Every single honor except for cum laude for the School of Engineering and Computing is going to be higher than it was before.
With both of these policies in place next year, the expectation is clear that the students are being forced to raise Miami’s reputation. We are being held to a higher standard, we are being worked harder, we are being used as pawns in Miami’s machine trying to build itself into the true Ivy League it will never become.
Raising a university’s profile is a valiant goal in itself, but raising standards for students while simultaneously preaching that our success is their top priority is morally reprehensible.
Where is the choice? Where are the students’ freedoms in liberal education that allow them to learn more than just their major without letting it negatively affect the rest of their education?
Miami cannot raise standards while limiting our freedoms.
I’m sick of the national trend of those in positions of power boasting values that look great in a speech or on a website, then expecting the average person to make the changes for them.
I’m sick of those in power taking credit for statistical bumps that came off the backs of the masses.
I’m sick of it.
Leave the credit/no credit deadline where it is. Let us have that freedom, that stress relief that comes from losing that C- from our GPA while still being able to learn about the history of jazz as a business major.
Stop with the cosmetic sound bites, Miami. Prove to us that you value our progression and growth throughout our college careers.

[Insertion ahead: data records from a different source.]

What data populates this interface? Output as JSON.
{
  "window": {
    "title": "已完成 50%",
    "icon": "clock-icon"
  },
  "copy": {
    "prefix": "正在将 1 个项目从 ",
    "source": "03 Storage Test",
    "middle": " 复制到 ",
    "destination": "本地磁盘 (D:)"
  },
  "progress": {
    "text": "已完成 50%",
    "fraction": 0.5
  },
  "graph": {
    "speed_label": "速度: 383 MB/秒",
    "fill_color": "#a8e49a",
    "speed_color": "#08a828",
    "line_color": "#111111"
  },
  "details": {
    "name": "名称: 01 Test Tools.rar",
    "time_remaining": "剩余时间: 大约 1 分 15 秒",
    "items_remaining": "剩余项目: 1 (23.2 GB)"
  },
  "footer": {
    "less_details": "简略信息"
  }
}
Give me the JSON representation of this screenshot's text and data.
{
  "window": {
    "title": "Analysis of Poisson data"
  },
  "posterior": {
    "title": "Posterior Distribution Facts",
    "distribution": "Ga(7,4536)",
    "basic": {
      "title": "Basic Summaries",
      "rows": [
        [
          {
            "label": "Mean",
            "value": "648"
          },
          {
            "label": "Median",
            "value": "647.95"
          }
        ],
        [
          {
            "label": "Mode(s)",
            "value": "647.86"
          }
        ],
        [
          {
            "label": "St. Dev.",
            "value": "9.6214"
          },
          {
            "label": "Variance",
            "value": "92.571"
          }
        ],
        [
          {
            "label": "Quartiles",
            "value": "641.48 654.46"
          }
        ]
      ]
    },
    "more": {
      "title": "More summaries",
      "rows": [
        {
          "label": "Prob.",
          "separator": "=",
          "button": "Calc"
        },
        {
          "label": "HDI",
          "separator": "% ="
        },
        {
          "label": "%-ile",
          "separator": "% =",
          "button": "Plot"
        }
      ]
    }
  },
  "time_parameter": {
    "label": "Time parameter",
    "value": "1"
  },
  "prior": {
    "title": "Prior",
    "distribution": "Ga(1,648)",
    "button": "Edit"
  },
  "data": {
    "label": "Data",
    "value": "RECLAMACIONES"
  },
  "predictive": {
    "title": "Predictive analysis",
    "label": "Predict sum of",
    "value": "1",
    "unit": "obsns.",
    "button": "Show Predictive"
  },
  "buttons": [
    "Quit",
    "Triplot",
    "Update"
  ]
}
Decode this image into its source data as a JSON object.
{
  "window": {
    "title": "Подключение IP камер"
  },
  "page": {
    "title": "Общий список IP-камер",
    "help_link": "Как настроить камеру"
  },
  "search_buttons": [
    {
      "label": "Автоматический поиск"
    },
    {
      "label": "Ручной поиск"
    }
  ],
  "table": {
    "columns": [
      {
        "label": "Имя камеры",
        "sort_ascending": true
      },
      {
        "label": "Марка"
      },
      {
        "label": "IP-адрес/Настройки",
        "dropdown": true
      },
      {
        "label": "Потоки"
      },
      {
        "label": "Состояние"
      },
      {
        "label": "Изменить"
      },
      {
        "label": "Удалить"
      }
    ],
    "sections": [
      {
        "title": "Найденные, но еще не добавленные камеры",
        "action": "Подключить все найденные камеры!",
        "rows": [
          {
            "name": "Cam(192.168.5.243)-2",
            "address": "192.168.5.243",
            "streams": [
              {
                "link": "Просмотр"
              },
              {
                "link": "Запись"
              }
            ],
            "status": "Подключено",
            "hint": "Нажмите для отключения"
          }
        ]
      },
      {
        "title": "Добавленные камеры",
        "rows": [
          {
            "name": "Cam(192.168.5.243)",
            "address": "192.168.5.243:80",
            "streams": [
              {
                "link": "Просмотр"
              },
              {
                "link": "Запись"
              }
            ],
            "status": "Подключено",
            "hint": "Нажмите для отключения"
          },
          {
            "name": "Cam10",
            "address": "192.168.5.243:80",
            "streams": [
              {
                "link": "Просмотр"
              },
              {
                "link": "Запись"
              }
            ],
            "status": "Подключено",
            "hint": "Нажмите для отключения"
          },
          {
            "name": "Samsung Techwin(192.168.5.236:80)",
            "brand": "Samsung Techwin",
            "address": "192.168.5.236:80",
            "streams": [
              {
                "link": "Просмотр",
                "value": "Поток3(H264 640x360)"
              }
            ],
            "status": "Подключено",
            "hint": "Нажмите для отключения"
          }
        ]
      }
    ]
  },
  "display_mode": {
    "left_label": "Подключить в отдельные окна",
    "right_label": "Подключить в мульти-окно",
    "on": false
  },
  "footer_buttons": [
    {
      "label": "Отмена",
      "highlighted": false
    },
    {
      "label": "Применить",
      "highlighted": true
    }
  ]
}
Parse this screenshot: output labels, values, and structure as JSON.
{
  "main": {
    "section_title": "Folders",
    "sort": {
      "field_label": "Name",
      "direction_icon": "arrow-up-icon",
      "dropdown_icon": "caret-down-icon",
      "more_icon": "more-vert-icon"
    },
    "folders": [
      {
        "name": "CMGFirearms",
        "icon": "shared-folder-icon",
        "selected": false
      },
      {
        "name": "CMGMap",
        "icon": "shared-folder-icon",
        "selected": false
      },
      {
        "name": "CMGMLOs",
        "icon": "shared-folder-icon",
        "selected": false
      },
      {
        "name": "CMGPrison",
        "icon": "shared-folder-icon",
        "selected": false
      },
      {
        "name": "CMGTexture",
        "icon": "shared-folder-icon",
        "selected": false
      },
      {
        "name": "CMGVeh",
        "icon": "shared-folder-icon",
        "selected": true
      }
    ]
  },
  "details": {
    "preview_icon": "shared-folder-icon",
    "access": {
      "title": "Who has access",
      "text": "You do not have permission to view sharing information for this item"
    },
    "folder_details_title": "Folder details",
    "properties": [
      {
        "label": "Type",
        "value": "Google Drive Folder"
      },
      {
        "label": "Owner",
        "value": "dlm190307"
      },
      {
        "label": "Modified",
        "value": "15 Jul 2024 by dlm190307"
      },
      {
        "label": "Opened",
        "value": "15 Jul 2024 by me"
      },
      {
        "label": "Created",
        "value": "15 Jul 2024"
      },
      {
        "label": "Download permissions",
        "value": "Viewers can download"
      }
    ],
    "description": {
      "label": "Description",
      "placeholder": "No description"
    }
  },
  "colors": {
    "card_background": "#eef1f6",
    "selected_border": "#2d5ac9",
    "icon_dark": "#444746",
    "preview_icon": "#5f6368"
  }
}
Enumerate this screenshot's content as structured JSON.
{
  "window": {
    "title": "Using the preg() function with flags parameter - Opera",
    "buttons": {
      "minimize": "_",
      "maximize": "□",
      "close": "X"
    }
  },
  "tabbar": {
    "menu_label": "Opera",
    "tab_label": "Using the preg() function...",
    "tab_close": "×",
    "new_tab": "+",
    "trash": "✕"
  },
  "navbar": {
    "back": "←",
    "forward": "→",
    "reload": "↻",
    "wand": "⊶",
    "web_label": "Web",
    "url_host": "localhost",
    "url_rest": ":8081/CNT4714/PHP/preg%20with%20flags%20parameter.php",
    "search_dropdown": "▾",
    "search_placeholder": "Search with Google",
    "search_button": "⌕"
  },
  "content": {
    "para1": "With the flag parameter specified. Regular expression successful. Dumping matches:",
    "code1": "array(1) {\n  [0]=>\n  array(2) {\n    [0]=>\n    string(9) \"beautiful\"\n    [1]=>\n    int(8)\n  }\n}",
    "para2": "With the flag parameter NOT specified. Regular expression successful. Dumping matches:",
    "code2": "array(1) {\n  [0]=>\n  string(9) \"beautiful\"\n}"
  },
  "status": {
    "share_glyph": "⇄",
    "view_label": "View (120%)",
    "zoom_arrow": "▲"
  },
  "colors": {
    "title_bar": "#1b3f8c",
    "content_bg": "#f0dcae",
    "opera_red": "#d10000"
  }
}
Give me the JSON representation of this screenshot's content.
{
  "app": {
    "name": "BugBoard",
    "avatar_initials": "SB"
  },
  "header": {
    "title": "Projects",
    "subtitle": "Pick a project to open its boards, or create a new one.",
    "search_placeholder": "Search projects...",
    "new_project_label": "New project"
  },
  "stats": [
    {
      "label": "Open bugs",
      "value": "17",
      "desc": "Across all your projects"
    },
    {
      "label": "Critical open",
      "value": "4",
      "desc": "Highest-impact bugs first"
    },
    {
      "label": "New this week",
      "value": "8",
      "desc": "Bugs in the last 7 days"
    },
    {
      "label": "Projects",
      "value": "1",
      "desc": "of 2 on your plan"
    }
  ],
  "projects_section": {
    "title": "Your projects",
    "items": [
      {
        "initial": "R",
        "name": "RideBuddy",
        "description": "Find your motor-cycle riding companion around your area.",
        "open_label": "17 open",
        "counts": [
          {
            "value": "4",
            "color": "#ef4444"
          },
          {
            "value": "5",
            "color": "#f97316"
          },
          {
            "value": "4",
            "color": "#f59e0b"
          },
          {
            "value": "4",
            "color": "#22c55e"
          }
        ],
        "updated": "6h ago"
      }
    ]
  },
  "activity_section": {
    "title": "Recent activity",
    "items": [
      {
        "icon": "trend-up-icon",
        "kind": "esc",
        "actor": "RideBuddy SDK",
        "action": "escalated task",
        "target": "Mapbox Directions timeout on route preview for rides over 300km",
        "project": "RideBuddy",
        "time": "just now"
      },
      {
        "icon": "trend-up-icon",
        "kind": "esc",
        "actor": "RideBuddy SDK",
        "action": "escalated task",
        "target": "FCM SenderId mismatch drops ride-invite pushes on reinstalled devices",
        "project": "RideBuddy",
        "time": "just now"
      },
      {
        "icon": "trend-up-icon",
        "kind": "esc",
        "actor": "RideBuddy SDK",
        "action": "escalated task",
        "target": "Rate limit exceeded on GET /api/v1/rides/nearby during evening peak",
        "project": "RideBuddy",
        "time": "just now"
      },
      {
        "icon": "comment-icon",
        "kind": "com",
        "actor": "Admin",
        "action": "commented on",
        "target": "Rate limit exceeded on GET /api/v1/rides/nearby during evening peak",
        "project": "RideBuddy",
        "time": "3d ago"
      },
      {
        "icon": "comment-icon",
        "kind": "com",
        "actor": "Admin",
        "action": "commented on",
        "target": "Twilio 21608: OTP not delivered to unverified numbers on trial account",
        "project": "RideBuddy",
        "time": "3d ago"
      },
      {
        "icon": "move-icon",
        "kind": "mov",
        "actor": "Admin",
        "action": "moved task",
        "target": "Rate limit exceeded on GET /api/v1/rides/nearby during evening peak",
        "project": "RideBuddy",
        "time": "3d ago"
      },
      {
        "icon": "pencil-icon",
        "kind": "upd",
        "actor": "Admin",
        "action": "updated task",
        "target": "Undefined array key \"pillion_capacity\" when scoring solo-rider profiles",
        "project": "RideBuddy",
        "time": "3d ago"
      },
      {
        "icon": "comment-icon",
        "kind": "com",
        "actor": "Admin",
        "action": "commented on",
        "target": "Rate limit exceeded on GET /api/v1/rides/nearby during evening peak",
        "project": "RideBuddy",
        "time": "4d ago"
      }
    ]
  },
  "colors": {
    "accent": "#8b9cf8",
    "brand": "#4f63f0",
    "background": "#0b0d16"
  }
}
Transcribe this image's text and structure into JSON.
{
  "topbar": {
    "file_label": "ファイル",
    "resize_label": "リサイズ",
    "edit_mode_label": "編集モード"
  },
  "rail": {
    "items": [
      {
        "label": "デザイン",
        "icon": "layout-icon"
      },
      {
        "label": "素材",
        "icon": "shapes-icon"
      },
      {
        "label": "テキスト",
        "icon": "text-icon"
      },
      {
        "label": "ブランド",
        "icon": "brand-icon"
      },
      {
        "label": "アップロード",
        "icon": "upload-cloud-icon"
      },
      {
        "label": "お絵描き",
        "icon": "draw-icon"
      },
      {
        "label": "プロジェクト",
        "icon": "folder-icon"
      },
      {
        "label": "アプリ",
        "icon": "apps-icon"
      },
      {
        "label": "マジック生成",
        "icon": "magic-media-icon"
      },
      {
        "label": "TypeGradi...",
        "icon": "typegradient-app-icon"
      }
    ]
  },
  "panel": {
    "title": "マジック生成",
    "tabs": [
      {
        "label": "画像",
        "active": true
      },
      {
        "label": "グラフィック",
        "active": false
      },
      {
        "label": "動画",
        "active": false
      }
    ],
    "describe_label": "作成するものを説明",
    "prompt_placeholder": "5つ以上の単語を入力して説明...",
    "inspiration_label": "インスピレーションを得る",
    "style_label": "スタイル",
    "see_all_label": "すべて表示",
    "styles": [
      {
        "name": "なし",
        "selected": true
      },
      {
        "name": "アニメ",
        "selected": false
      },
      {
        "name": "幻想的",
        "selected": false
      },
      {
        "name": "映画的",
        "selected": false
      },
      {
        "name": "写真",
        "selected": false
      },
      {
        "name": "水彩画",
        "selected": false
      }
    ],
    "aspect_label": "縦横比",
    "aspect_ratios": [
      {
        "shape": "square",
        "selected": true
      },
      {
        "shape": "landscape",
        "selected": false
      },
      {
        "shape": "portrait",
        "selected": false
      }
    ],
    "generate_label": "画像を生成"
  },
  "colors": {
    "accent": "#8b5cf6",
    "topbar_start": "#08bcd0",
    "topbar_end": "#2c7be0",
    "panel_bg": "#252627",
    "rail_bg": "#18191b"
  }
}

Prove to us that our success is your top priority and not your reputation.